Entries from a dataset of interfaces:

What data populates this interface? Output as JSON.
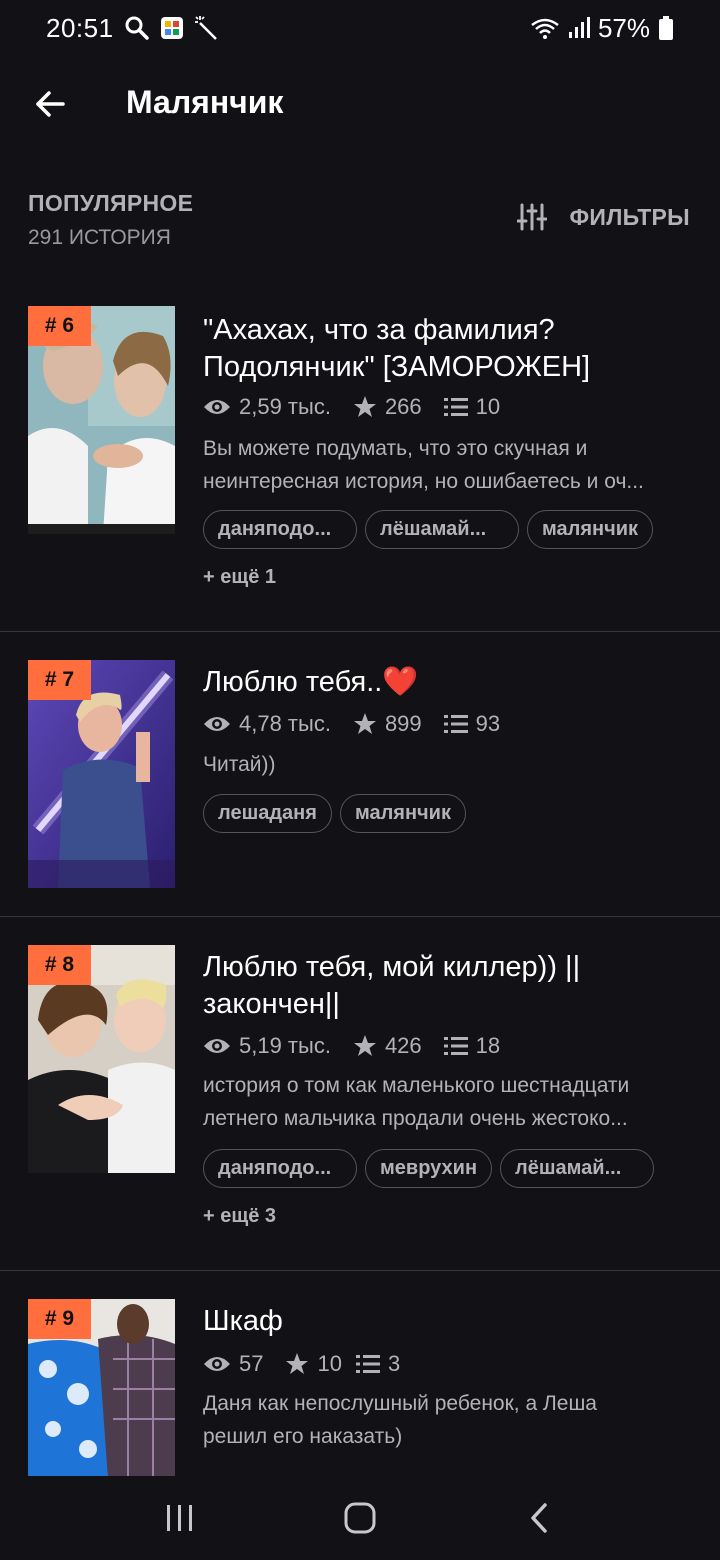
{
  "status": {
    "time": "20:51",
    "battery": "57%"
  },
  "header": {
    "title": "Малянчик"
  },
  "section": {
    "title": "ПОПУЛЯРНОЕ",
    "count": "291 ИСТОРИЯ",
    "filters_label": "ФИЛЬТРЫ"
  },
  "stories": [
    {
      "rank": "# 6",
      "title_line1": "\"Ахахах, что за фамилия?",
      "title_line2": "Подолянчик\" [ЗАМОРОЖЕН]",
      "views": "2,59 тыс.",
      "votes": "266",
      "parts": "10",
      "desc_line1": "Вы можете подумать, что это скучная и",
      "desc_line2": "неинтересная история, но ошибаетесь и оч...",
      "tags": [
        "даняподо...",
        "лёшамай...",
        "малянчик"
      ],
      "more": "+ ещё 1"
    },
    {
      "rank": "# 7",
      "title_line1": "Люблю тебя..❤️",
      "views": "4,78 тыс.",
      "votes": "899",
      "parts": "93",
      "desc_line1": "Читай))",
      "tags": [
        "лешаданя",
        "малянчик"
      ]
    },
    {
      "rank": "# 8",
      "title_line1": "Люблю тебя, мой киллер)) ||",
      "title_line2": "закончен||",
      "views": "5,19 тыс.",
      "votes": "426",
      "parts": "18",
      "desc_line1": "история о том как маленького шестнадцати",
      "desc_line2": "летнего мальчика продали очень жестоко...",
      "tags": [
        "даняподо...",
        "меврухин",
        "лёшамай..."
      ],
      "more": "+ ещё 3"
    },
    {
      "rank": "# 9",
      "title_line1": "Шкаф",
      "views": "57",
      "votes": "10",
      "parts": "3",
      "desc_line1": "Даня как непослушный ребенок, а Леша",
      "desc_line2": "решил его наказать)"
    }
  ],
  "colors": {
    "background": "#121115",
    "rank_badge": "#ff6e3c",
    "text_secondary": "#b3b3b6",
    "divider": "#38373c"
  },
  "icons": [
    "search-icon",
    "photo-app-icon",
    "magic-wand-icon",
    "wifi-icon",
    "signal-icon",
    "battery-icon",
    "back-arrow-icon",
    "filter-sliders-icon",
    "eye-icon",
    "star-icon",
    "list-icon",
    "recents-icon",
    "home-icon",
    "nav-back-icon"
  ]
}
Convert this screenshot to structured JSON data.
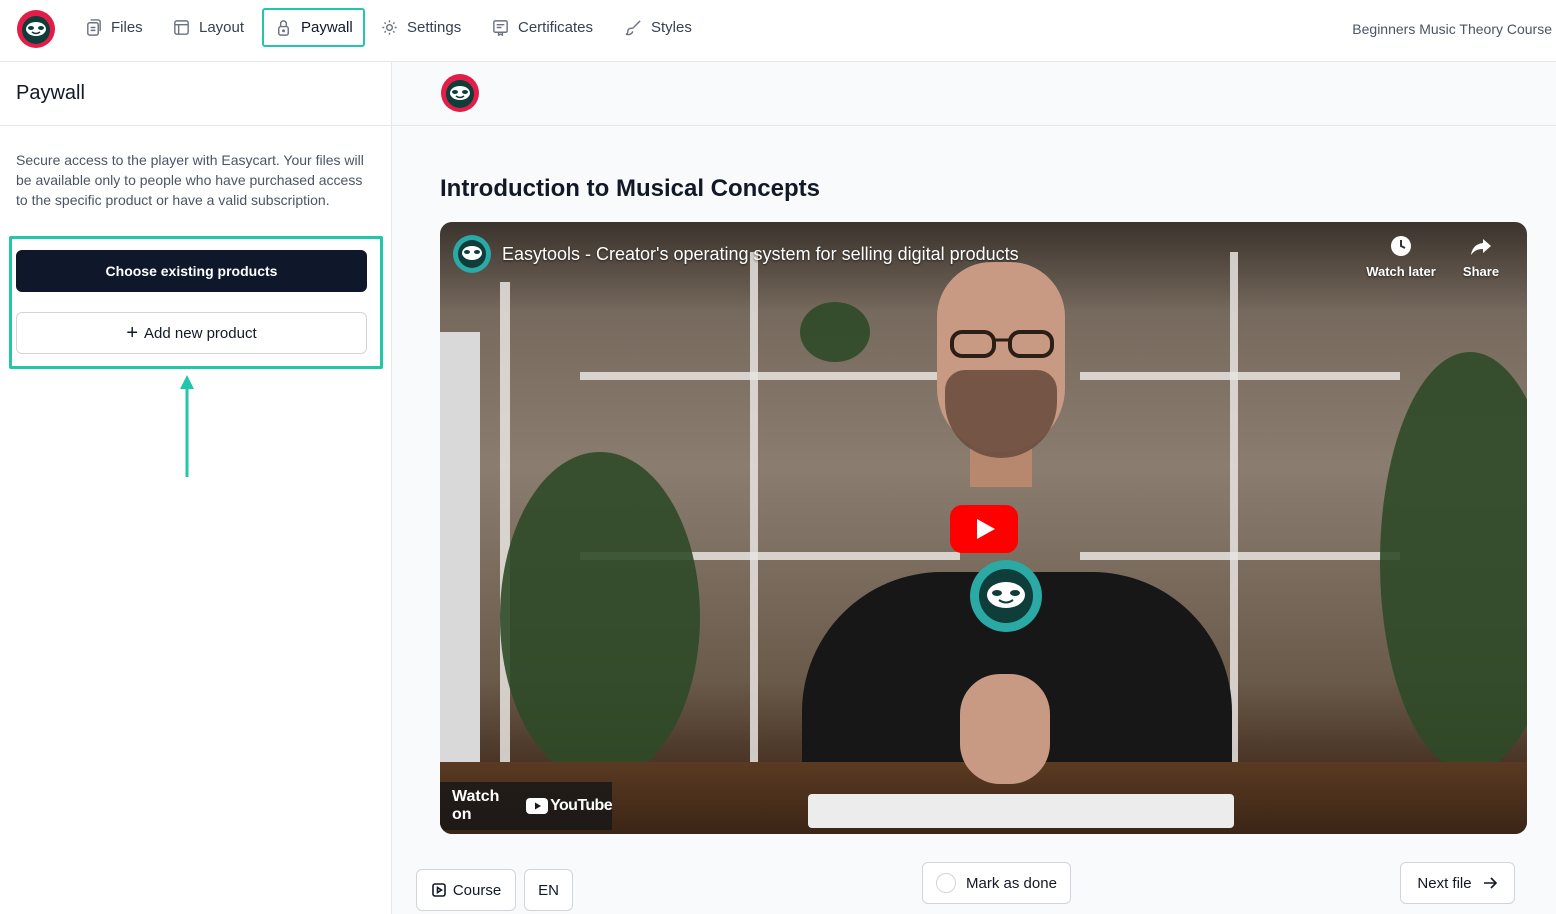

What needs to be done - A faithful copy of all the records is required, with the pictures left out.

Answer for the task -
What data populates this interface? Output as JSON.
{
  "status": {
    "time": "20:51",
    "battery": "57%"
  },
  "header": {
    "title": "Малянчик"
  },
  "section": {
    "title": "ПОПУЛЯРНОЕ",
    "count": "291 ИСТОРИЯ",
    "filters_label": "ФИЛЬТРЫ"
  },
  "stories": [
    {
      "rank": "# 6",
      "title_line1": "\"Ахахах, что за фамилия?",
      "title_line2": "Подолянчик\" [ЗАМОРОЖЕН]",
      "views": "2,59 тыс.",
      "votes": "266",
      "parts": "10",
      "desc_line1": "Вы можете подумать, что это скучная и",
      "desc_line2": "неинтересная история, но ошибаетесь и оч...",
      "tags": [
        "даняподо...",
        "лёшамай...",
        "малянчик"
      ],
      "more": "+ ещё 1"
    },
    {
      "rank": "# 7",
      "title_line1": "Люблю тебя..❤️",
      "views": "4,78 тыс.",
      "votes": "899",
      "parts": "93",
      "desc_line1": "Читай))",
      "tags": [
        "лешаданя",
        "малянчик"
      ]
    },
    {
      "rank": "# 8",
      "title_line1": "Люблю тебя, мой киллер)) ||",
      "title_line2": "закончен||",
      "views": "5,19 тыс.",
      "votes": "426",
      "parts": "18",
      "desc_line1": "история о том как маленького шестнадцати",
      "desc_line2": "летнего мальчика продали очень жестоко...",
      "tags": [
        "даняподо...",
        "меврухин",
        "лёшамай..."
      ],
      "more": "+ ещё 3"
    },
    {
      "rank": "# 9",
      "title_line1": "Шкаф",
      "views": "57",
      "votes": "10",
      "parts": "3",
      "desc_line1": "Даня как непослушный ребенок, а Леша",
      "desc_line2": "решил его наказать)"
    }
  ],
  "colors": {
    "background": "#121115",
    "rank_badge": "#ff6e3c",
    "text_secondary": "#b3b3b6",
    "divider": "#38373c"
  },
  "icons": [
    "search-icon",
    "photo-app-icon",
    "magic-wand-icon",
    "wifi-icon",
    "signal-icon",
    "battery-icon",
    "back-arrow-icon",
    "filter-sliders-icon",
    "eye-icon",
    "star-icon",
    "list-icon",
    "recents-icon",
    "home-icon",
    "nav-back-icon"
  ]
}
Convert this screenshot to structured JSON data.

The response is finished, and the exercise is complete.